We also argued at the time that, perhaps, PayPal was closing a gap in its terms that allowed scammers to game the buyer protection program. These scams involve the buyers purchasing goods over classified websites and asking for them to be posted to an overseas address different from the buyers PayPal’s registered address and offering some extra money to cover postage. When the goods are on route, the buyer then proceeds to recall the payment and the seller is left hanging dry because sellers are only protected if they ship the item to the registered address of the buyer.
Fast forward three months and PayPal is once again updating its terms. Again, they are arguing an increased buyer protection, but at least this time, it is actually happening. Paypal even went to the pain of expressly mentioning it on the summary of changes:
“PayPal Buyer Protection
Section 13 is being amended to reflect changes to the PayPal Buyer Protection programmes. The amendments: clarify the eligibility requirements for reimbursement under the PayPal Buyer Protection programme at Section 13.3a. The clarifications mean that (subject to further eligibility requirements of Section 13):
classified listings are no longer excluded from eligibility for PayPal Buyer Protection;”
It appears that, currently, purchases made over classified listings are not covered under the PayPal buyer protection programme.
The increase in buyer protection for purchases made over classified listings brings me back to the headline. Don’t get me wrong, I am all for protecting buyers from dodgy sellers, but the stories of scammers abusing the PayPal buyer protection system haven’t died down. However, sellers are now reporting a different type of scam involving PayPal. This time around no money is actually sent by the buyer but only a fake email stating the payment had been made. This may imply that scammers have moved from the previous system to this one, as not a single instance on the complaints from June 1st onwards matched the previous scheme.

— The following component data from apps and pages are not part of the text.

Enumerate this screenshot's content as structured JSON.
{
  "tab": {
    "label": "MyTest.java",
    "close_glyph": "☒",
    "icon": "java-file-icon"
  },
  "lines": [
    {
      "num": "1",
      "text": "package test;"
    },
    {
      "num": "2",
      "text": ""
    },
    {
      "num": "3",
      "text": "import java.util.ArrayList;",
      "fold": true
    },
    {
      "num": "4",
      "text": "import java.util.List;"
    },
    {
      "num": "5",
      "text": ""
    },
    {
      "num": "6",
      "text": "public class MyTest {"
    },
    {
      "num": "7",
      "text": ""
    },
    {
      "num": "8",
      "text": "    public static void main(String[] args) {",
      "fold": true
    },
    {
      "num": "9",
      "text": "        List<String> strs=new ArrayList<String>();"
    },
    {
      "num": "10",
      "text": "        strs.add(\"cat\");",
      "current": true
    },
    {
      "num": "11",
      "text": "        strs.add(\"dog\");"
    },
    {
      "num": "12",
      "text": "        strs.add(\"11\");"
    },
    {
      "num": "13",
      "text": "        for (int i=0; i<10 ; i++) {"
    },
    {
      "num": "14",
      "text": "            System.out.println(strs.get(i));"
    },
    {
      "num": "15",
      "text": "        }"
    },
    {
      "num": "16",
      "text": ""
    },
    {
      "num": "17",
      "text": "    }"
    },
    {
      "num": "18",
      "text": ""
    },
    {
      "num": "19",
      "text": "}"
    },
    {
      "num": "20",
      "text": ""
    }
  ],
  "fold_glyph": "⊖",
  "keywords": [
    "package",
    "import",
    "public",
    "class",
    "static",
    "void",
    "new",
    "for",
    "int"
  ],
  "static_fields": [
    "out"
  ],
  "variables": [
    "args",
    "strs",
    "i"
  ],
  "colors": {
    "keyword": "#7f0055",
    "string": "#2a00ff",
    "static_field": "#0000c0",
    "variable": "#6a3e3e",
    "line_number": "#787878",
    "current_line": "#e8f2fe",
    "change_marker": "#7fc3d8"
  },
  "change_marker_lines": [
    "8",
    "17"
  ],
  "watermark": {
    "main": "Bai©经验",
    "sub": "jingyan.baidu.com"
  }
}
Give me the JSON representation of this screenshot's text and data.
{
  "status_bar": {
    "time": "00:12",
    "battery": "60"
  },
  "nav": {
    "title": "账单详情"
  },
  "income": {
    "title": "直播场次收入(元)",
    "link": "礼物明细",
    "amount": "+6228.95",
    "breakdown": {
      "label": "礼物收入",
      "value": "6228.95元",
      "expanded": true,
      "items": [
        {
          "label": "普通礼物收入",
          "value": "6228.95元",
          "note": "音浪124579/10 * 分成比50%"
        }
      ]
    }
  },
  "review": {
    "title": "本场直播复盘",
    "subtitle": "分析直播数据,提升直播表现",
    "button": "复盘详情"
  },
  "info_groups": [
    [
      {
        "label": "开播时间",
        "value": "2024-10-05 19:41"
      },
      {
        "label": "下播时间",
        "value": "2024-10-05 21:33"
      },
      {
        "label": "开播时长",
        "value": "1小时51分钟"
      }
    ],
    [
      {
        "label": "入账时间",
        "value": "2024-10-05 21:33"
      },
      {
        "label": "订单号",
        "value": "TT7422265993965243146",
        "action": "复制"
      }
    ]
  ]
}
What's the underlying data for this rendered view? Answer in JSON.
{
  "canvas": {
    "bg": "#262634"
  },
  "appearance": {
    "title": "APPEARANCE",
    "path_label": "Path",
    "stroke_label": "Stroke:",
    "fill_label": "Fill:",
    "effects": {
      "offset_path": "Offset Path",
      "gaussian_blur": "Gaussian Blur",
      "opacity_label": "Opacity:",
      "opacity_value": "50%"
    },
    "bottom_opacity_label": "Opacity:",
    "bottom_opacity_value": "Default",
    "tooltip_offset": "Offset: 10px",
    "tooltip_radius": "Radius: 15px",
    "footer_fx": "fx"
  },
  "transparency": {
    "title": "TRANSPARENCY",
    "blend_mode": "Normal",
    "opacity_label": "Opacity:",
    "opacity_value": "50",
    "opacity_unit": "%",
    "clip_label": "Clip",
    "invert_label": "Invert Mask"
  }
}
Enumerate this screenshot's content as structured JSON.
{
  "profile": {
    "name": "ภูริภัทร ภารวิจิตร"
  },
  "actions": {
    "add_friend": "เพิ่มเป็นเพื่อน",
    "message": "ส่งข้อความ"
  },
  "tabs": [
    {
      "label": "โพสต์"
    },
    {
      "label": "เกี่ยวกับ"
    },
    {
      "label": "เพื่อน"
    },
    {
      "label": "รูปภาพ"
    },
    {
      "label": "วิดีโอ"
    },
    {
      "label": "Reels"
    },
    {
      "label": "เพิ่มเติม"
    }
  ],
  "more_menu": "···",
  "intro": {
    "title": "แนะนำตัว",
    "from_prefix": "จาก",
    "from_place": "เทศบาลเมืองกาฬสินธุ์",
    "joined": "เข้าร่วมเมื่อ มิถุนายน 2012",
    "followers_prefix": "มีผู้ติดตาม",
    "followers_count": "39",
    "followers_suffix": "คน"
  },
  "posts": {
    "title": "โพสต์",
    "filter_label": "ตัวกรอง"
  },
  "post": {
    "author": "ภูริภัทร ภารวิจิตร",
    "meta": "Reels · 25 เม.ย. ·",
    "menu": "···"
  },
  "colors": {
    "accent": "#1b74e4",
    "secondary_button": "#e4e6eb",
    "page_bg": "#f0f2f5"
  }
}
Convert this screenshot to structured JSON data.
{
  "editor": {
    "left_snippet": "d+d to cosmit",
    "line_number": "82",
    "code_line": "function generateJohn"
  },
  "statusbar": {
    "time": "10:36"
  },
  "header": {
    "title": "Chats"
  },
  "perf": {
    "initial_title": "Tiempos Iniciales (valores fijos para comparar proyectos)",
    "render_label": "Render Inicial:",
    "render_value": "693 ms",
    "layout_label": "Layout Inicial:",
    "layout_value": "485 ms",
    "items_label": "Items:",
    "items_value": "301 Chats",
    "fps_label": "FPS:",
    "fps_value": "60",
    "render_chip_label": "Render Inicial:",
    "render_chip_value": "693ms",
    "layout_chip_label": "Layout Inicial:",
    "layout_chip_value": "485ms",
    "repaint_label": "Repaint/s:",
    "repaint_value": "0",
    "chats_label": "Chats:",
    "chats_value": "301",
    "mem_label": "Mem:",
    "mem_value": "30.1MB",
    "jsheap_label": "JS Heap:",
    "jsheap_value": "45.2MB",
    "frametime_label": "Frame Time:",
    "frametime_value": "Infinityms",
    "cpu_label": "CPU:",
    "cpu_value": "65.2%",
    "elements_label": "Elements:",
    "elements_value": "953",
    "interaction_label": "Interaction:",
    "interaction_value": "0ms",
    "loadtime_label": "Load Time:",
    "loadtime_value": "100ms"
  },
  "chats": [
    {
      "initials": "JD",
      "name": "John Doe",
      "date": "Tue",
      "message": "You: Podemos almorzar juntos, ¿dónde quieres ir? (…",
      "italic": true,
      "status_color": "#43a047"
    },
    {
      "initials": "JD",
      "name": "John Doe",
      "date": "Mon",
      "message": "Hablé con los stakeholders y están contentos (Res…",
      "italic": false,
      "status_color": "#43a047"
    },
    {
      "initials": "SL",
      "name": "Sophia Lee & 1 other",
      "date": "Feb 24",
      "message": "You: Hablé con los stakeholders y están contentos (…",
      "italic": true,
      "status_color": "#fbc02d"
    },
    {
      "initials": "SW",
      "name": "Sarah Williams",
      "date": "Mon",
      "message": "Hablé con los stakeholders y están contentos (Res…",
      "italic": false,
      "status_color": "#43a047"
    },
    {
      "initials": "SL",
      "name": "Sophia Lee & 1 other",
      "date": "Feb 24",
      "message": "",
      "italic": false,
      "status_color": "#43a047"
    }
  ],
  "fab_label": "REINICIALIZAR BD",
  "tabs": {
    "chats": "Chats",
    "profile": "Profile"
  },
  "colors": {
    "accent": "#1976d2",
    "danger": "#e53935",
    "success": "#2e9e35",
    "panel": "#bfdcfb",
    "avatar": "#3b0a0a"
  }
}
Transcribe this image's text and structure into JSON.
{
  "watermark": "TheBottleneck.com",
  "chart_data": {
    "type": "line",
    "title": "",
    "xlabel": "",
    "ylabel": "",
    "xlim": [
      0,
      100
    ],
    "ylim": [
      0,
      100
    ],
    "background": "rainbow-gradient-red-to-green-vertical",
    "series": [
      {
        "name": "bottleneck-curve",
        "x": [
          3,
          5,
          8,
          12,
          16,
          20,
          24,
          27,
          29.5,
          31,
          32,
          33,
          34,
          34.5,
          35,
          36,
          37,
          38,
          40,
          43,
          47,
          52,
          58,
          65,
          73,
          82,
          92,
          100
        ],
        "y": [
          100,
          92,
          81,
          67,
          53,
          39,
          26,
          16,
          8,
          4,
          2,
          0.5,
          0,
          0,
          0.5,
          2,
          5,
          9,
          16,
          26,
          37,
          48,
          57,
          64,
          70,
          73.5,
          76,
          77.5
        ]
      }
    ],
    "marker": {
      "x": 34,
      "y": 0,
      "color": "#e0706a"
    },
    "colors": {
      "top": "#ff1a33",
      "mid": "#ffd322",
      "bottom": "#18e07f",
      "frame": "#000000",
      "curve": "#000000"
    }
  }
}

The bottom line for sellers may be the golden rule of internet transactions: if a deal seems to be too good to be true, it probably is.